#### TASK INSTRUCTIONS:
Count every line in the entries that contains "分销申请". Report that count alone.

#### SOURCE DATA:

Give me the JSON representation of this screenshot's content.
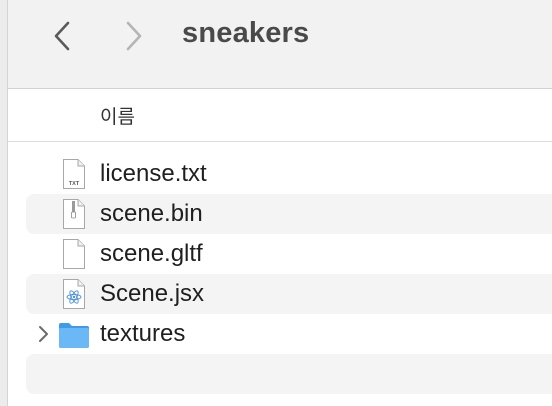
{
  "window": {
    "title": "sneakers"
  },
  "toolbar": {
    "back_icon": "chevron-left-icon",
    "forward_icon": "chevron-right-icon"
  },
  "columns": {
    "name_header": "이름"
  },
  "files": [
    {
      "name": "license.txt",
      "icon": "text-file-icon",
      "badge": "TXT"
    },
    {
      "name": "scene.bin",
      "icon": "archive-file-icon"
    },
    {
      "name": "scene.gltf",
      "icon": "blank-file-icon"
    },
    {
      "name": "Scene.jsx",
      "icon": "react-file-icon"
    },
    {
      "name": "textures",
      "icon": "folder-icon",
      "expandable": true
    }
  ],
  "colors": {
    "folder": "#5aaef0",
    "toolbar_bg": "#f2f2f2",
    "row_alt_bg": "#f4f4f4"
  }
}
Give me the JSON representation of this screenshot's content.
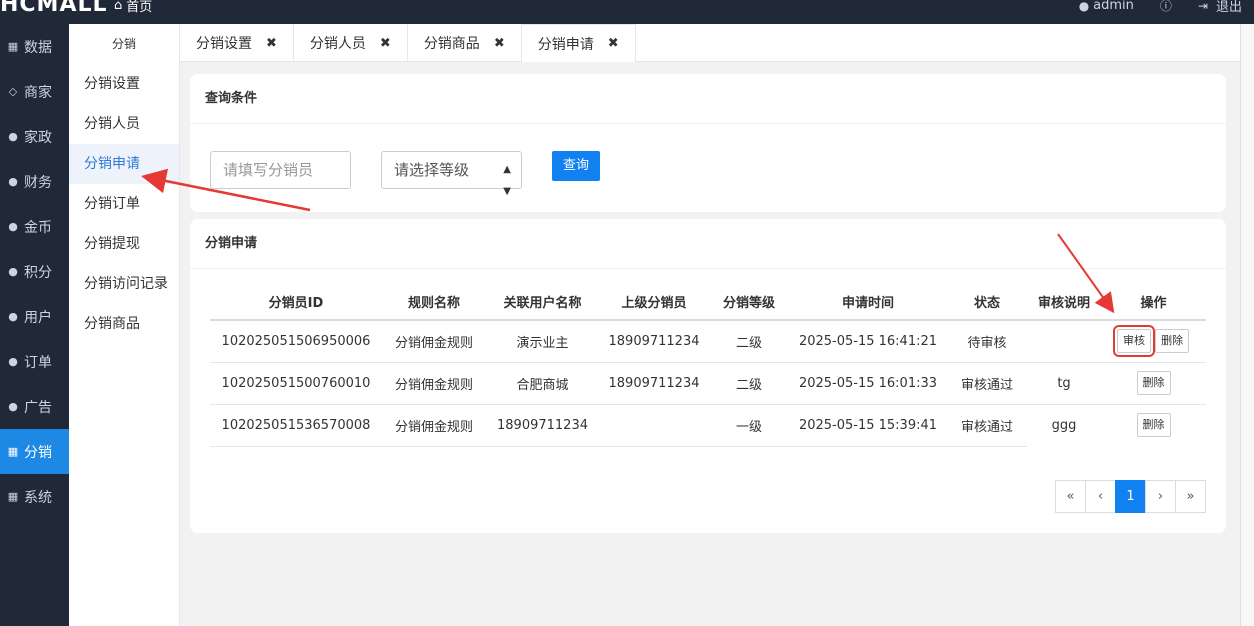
{
  "topbar": {
    "brand": "HCMALL",
    "home": "首页",
    "user": "admin",
    "logout": "退出"
  },
  "leftnav": [
    {
      "label": "数据",
      "icon": "grid-icon"
    },
    {
      "label": "商家",
      "icon": "diamond-icon"
    },
    {
      "label": "家政",
      "icon": "globe-icon"
    },
    {
      "label": "财务",
      "icon": "globe-icon"
    },
    {
      "label": "金币",
      "icon": "globe-icon"
    },
    {
      "label": "积分",
      "icon": "globe-icon"
    },
    {
      "label": "用户",
      "icon": "globe-icon"
    },
    {
      "label": "订单",
      "icon": "globe-icon"
    },
    {
      "label": "广告",
      "icon": "globe-icon"
    },
    {
      "label": "分销",
      "icon": "grid-icon",
      "active": true
    },
    {
      "label": "系统",
      "icon": "grid-icon"
    }
  ],
  "subnav": {
    "title": "分销",
    "items": [
      "分销设置",
      "分销人员",
      "分销申请",
      "分销订单",
      "分销提现",
      "分销访问记录",
      "分销商品"
    ],
    "active": "分销申请"
  },
  "tabs": [
    "分销设置",
    "分销人员",
    "分销商品",
    "分销申请"
  ],
  "active_tab": "分销申请",
  "query": {
    "title": "查询条件",
    "input_placeholder": "请填写分销员",
    "select_value": "请选择等级",
    "button": "查询"
  },
  "list": {
    "title": "分销申请",
    "columns": [
      "分销员ID",
      "规则名称",
      "关联用户名称",
      "上级分销员",
      "分销等级",
      "申请时间",
      "状态",
      "审核说明",
      "操作"
    ],
    "rows": [
      {
        "id": "102025051506950006",
        "rule": "分销佣金规则",
        "user": "演示业主",
        "parent": "18909711234",
        "level": "二级",
        "time": "2025-05-15 16:41:21",
        "status": "待审核",
        "note": "",
        "actions": [
          "审核",
          "删除"
        ]
      },
      {
        "id": "102025051500760010",
        "rule": "分销佣金规则",
        "user": "合肥商城",
        "parent": "18909711234",
        "level": "二级",
        "time": "2025-05-15 16:01:33",
        "status": "审核通过",
        "note": "tg",
        "actions": [
          "删除"
        ]
      },
      {
        "id": "102025051536570008",
        "rule": "分销佣金规则",
        "user": "18909711234",
        "parent": "",
        "level": "一级",
        "time": "2025-05-15 15:39:41",
        "status": "审核通过",
        "note": "ggg",
        "actions": [
          "删除"
        ]
      }
    ]
  },
  "pager": {
    "items": [
      "«",
      "‹",
      "1",
      "›",
      "»"
    ],
    "current": "1"
  },
  "annotation_color": "#e53935"
}
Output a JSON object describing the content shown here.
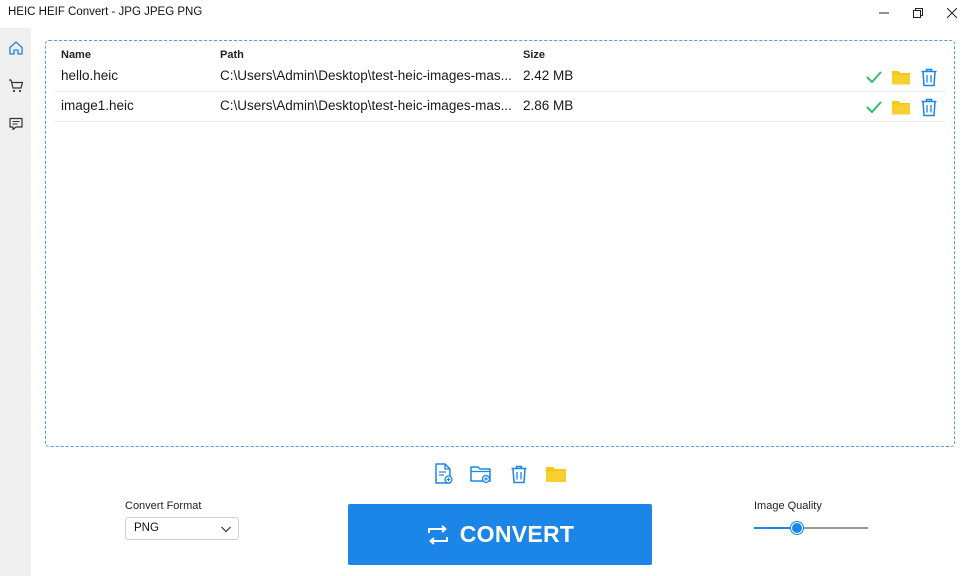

#### EXPECTED OUTPUT:
5